How does the community feel?
With the unfavoured news about Animeleague circulating around the community, its reputation has stuck with the community since; word by mouth passing from person to person. However, taking into account that it’s been a few years since the initial incident, how do cosplayers feel about the convention now? We asked some people for their thoughts on the matter.
All last names will not be mentioned in order to protect the privacy of those interviewed.
Jess, a 20-year-old cosplayer from Brighton, responded to us, saying:
“I haven’t been to LAGC. All I’ve heard are negative things, really. Lots and lots of accusations revolving around paedophilia and SA concerning the owner and other staff members. I would definitely not recommend LAGC as a convention. I say, if you have no choice but to go, I.e., already bought tickets unknowingly, ensure that you’re in a group and stay safe. Of course, I’ve heard about the controversy. Luckily, I was informed about the dodginess of Animeleague very early on. I believe them, with all the people that have come forward with horror stories, hell I even know people personally who have horror stories from LAGC conventions. We have loads of uncontroversial conventions in this country that are so much better and safer to visit.”

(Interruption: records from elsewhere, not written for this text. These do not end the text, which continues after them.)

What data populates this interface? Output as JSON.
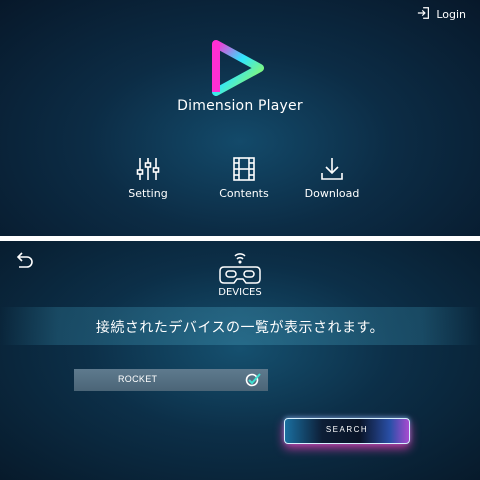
{
  "header": {
    "login_label": "Login",
    "login_icon": "sign-in-icon"
  },
  "app": {
    "title": "Dimension Player",
    "logo_icon": "play-triangle-logo",
    "logo_colors": [
      "#ff2fd2",
      "#2ee6ff",
      "#a8ff3e"
    ]
  },
  "menu": [
    {
      "label": "Setting",
      "icon": "sliders-icon"
    },
    {
      "label": "Contents",
      "icon": "film-icon"
    },
    {
      "label": "Download",
      "icon": "download-icon"
    }
  ],
  "devices": {
    "back_icon": "back-arrow-icon",
    "headset_icon": "vr-headset-wifi-icon",
    "title": "DEVICES",
    "message": "接続されたデバイスの一覧が表示されます。",
    "list": [
      {
        "name": "ROCKET",
        "status_icon": "check-circle-icon",
        "selected": true
      }
    ],
    "search_label": "SEARCH"
  },
  "colors": {
    "top_background": "#0c2c45",
    "bottom_background": "#0c2f48",
    "device_row": "#56717f",
    "search_glow": "#e13cb4"
  }
}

Others, who have attended Animeleague conventions themselves, also have their own complaints about the event, with the controversy put to the side; stating that the convention was extremely crowded with poor management, with inauthentic merchandise that went as far as to contain stolen artwork being sold at vendor stalls. In addition, there were no age-restricted areas, meaning that minors were often in the same space as adults. Conventions were also typically held in hotels, with people claiming that this could possibly make it easier for individuals with ill-intentions to prey on the younger demographic, predominantly due to cosplay being a confidence booster for minors, often causing them to feel much older than what they actually are and making them therefore vulnerable to predators. Multiple bars were available at the conventions, with underage drinking being a key issue at the events – attendees noting that there was a lack of staff to keep an eye on the matter. Inappropriate and sexually suggestive content was allegedly on display for minors to see, including merchandise of pornographic nature. Overall, attendees have stated that the convention is not a safe place for young people, vulnerable people and also people with disabilities, with the lack of access.

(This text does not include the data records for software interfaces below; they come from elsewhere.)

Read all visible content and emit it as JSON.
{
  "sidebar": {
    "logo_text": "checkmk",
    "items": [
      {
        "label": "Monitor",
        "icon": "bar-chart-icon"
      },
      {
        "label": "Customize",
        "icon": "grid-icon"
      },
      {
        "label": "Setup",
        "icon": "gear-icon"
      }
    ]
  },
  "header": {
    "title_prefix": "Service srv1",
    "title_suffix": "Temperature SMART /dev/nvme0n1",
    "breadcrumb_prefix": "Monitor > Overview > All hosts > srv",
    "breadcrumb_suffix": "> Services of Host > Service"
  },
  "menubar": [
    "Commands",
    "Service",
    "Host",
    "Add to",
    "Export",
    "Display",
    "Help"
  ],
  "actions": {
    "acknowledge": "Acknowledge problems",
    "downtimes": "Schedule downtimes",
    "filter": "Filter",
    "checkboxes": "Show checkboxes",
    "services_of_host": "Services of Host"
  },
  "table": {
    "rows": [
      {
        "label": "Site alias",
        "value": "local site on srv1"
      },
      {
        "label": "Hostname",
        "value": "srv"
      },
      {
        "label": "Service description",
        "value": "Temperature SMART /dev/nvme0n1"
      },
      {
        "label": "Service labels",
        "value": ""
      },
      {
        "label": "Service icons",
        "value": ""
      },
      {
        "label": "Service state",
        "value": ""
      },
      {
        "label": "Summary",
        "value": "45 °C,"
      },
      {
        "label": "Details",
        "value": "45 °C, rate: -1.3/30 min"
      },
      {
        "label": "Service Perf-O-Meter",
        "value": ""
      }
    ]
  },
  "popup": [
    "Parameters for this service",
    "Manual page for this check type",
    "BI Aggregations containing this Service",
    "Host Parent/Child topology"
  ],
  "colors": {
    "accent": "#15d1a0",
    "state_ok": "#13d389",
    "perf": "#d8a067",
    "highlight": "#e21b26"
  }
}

Stephen, a 21-year-old cosplayer who is a regular convention attendee, said:
“I think I went like twice from memory – the first one was my second or third ever con so at the time, it was like meeting a lot of people who I’m now still friends with. So, it was actually a pretty good experience, like, it must’ve been the only time I ever got loads of pictures at a con as well, I think from memory I was told about it at MCM London, because some people I met there were going, and they invited me. Obviously, at the time, I didn’t know about any of the stuff but I’ve since heard about all the issues with the organisers and how unsafe it is, especially for young people. I think I only went a second time because I had a friend who was going and I wanted to make sure she was safe the whole time, and that was a very different experience. I just couldn’t really enjoy any of it because of how uncomfortable it was. I definitely wouldn’t go back, and I’d advise anyone else against it too, it’s just not a safe con, especially with Mr. Towers about. I’ve heard a load of the shady stuff, and a lot of it from someone who used to work at the con, so I just can’t look past it and support that.”